Fresh Dirt Ithaca, the newest green living magazine of Tompkins County is scheduled to publish this week. It features stories about community members who have adopted green living practices and offers tools to make sustainability an easier, more effective lifestyle. A class of Ithaca College students produced the magazine in collaboration with college faculty and community members.
Tommy Dunne, a freelance copy editor for Glamour Magazine and former editor of Recruitment Marketing, a subsection of the Office of Marketing Communications focused on undergraduate recruitment, pitched the idea for the course to professors at the college in the spring of 2010, but was turned down.
He then turned to Nancy Cornwell, chair of the television and radio department on leave this year, and was accepted under IC Studio, a series of television-radio mini-courses geared toward raising awareness about social change.
Cornwell advised Dunne to partner up with someone for the project, so he looked to Nick Kowalczyk, assistant writing professor, for assistance. The college agreed to fund the magazine, but students were responsible for selling advertisement space to local businesses to fill out the budget.

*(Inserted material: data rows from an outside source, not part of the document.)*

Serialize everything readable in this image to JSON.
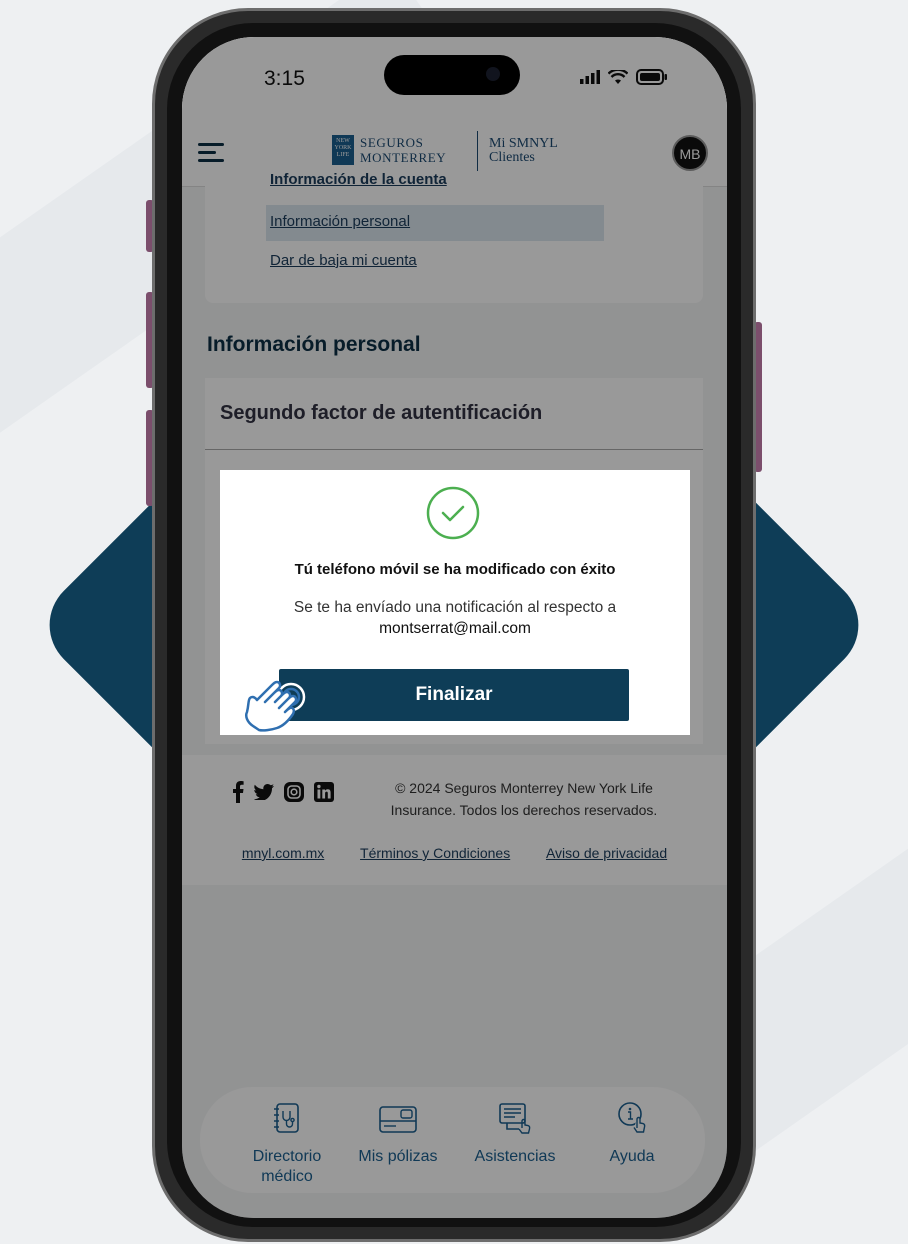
{
  "status_bar": {
    "time": "3:15"
  },
  "header": {
    "brand_line1": "Seguros",
    "brand_line2": "Monterrey",
    "brand_box": [
      "NEW",
      "YORK",
      "LIFE"
    ],
    "portal_line1": "Mi SMNYL",
    "portal_line2": "Clientes",
    "avatar": "MB"
  },
  "account_menu": {
    "items": [
      {
        "label": "Información de la cuenta"
      },
      {
        "label": "Información personal",
        "active": true
      },
      {
        "label": "Dar de baja mi cuenta"
      }
    ]
  },
  "main": {
    "section_title": "Información personal",
    "card_title": "Segundo factor de autentificación"
  },
  "modal": {
    "title": "Tú teléfono móvil se ha modificado con éxito",
    "message": "Se te ha envíado una notificación al respecto a",
    "email": "montserrat@mail.com",
    "button": "Finalizar"
  },
  "footer": {
    "copyright": "© 2024 Seguros Monterrey New York Life Insurance. Todos los derechos reservados.",
    "links": [
      "mnyl.com.mx",
      "Términos y Condiciones",
      "Aviso de privacidad"
    ],
    "social_icons": [
      "facebook-icon",
      "twitter-icon",
      "instagram-icon",
      "linkedin-icon"
    ]
  },
  "bottom_nav": {
    "items": [
      {
        "label": "Directorio médico",
        "icon": "medical-directory-icon"
      },
      {
        "label": "Mis pólizas",
        "icon": "policy-card-icon"
      },
      {
        "label": "Asistencias",
        "icon": "assistance-icon"
      },
      {
        "label": "Ayuda",
        "icon": "help-icon"
      }
    ]
  },
  "colors": {
    "brand_dark": "#0e3d57",
    "brand_blue": "#1c5f8f",
    "success": "#4caf50"
  }
}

Dunne, who became the editor in chief and publisher of Fresh Dirt Ithaca, said he wanted to create a sustainability magazine after working with students on Fuse, a publication

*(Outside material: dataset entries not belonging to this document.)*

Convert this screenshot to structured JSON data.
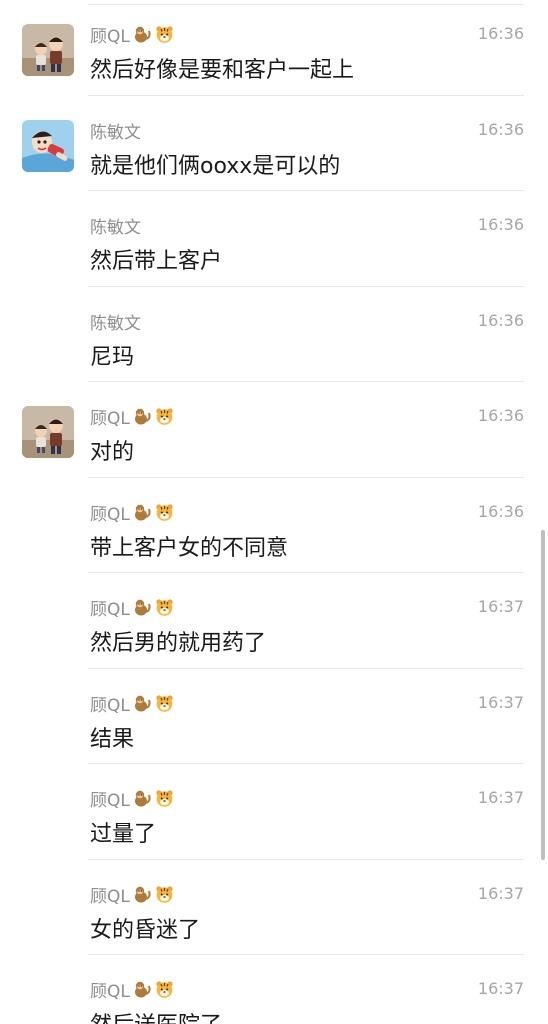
{
  "messages": [
    {
      "sender": "顾QL",
      "avatar": "gu",
      "emojis": [
        "monkey",
        "tiger"
      ],
      "time": "16:36",
      "text": "然后好像是要和客户一起上"
    },
    {
      "sender": "陈敏文",
      "avatar": "chen",
      "emojis": [],
      "time": "16:36",
      "text": "就是他们俩ooxx是可以的"
    },
    {
      "sender": "陈敏文",
      "avatar": "",
      "emojis": [],
      "time": "16:36",
      "text": "然后带上客户"
    },
    {
      "sender": "陈敏文",
      "avatar": "",
      "emojis": [],
      "time": "16:36",
      "text": "尼玛"
    },
    {
      "sender": "顾QL",
      "avatar": "gu",
      "emojis": [
        "monkey",
        "tiger"
      ],
      "time": "16:36",
      "text": "对的"
    },
    {
      "sender": "顾QL",
      "avatar": "",
      "emojis": [
        "monkey",
        "tiger"
      ],
      "time": "16:36",
      "text": "带上客户女的不同意"
    },
    {
      "sender": "顾QL",
      "avatar": "",
      "emojis": [
        "monkey",
        "tiger"
      ],
      "time": "16:37",
      "text": "然后男的就用药了"
    },
    {
      "sender": "顾QL",
      "avatar": "",
      "emojis": [
        "monkey",
        "tiger"
      ],
      "time": "16:37",
      "text": "结果"
    },
    {
      "sender": "顾QL",
      "avatar": "",
      "emojis": [
        "monkey",
        "tiger"
      ],
      "time": "16:37",
      "text": "过量了"
    },
    {
      "sender": "顾QL",
      "avatar": "",
      "emojis": [
        "monkey",
        "tiger"
      ],
      "time": "16:37",
      "text": "女的昏迷了"
    },
    {
      "sender": "顾QL",
      "avatar": "",
      "emojis": [
        "monkey",
        "tiger"
      ],
      "time": "16:37",
      "text": "然后送医院了"
    }
  ]
}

targeted to prospective students that depicts life at the college.
“I was really impressed with much of the writing and photography the students produced,” he said. “The quality of their work
inspired me to start Fresh Dirt Ithaca through IC.”

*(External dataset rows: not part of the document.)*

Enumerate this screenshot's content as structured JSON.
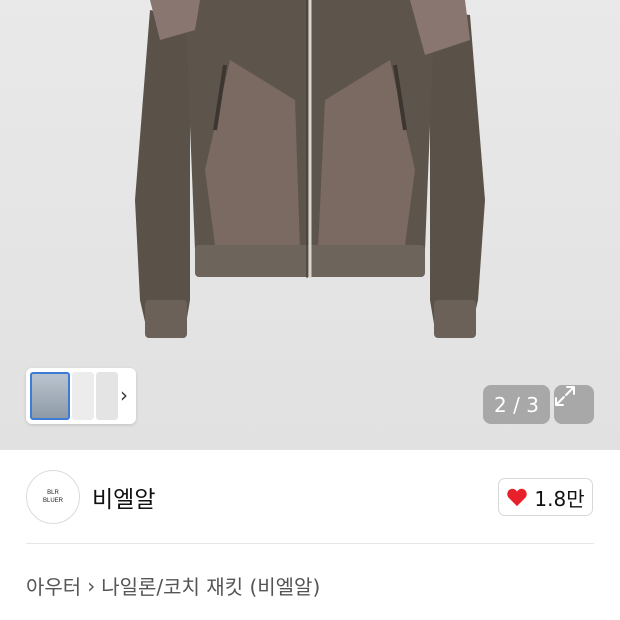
{
  "gallery": {
    "counter": "2 / 3",
    "expand_icon": "expand-arrows-icon",
    "thumbnails_chevron": "›"
  },
  "seller": {
    "logo_line1": "BLR",
    "logo_line2": "BLUER",
    "name": "비엘알",
    "like_icon": "heart-icon",
    "like_color": "#e8202a",
    "like_count": "1.8만"
  },
  "breadcrumb": {
    "category": "아우터",
    "separator": "›",
    "subcategory": "나일론/코치 재킷 (비엘알)"
  }
}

Creating the magazine became a central goal of “Social Entrepreneurship in Action: Learning the Business of Magazines by Launching a Green Living Magazine for Tompkins County,” a class developed to teach students how to build a magazine from conception to execution. While the writing department originally planned to offer the class from fall 2010 to spring 2011, Dunne said he and Kowalczyk spent the previous summer and fall discussing the idea. The class was not made available until spring of this year. Twenty-one undergraduates and one part-time graduate student, from majors including journalism, photography, politics and business, enrolled in the course. The magazine was completed with help from college faculty and other Ithaca residents with an interest in green living.
Robyn Wishna, a cinema, photography and media arts lecturer, was the photo editor and independent photographer for the magazine. Wishna said the publication highlights what is special about Ithaca.
“It involves students, progressive thinking and ways of living, and delves into some tough and relevant issues like fracking,” she said. “It goes beyond being just a local progressive magazine. There is something for everyone, from food to beauty products.”
Kowalczyk said the magazine will appear in print and online and is composed of feature stories meant to share the imaginative ways that members of the region are choosing to live sustainable lifestyles.
To be considered for the magazine, the stories had to focus on local sustainability initiatives and be creative and fresh. The articles were researched and written mostly within the class, but Kowalczyk, Dunne, and Rebecca Barry, Dunne’s wife, spent the summer fact-checking and revising stories as needed.
“Rather than being the kind of green-living magazine that would make people feel guilty for what they’re not doing, we wanted instead to show this is what people are doing,” Kowalczyk said.
Kowalczyk said working on the magazine helped him to meet interesting people and learn more about Ithaca.
“I think that this project really helped me meet a lot of really cool people,” he said. “I appreciate a lot more where I live because I was actually able to see what was going on.”
The magazine will be available online after it is distributed in print. To read the stories, visit www.freshdirtmag.com.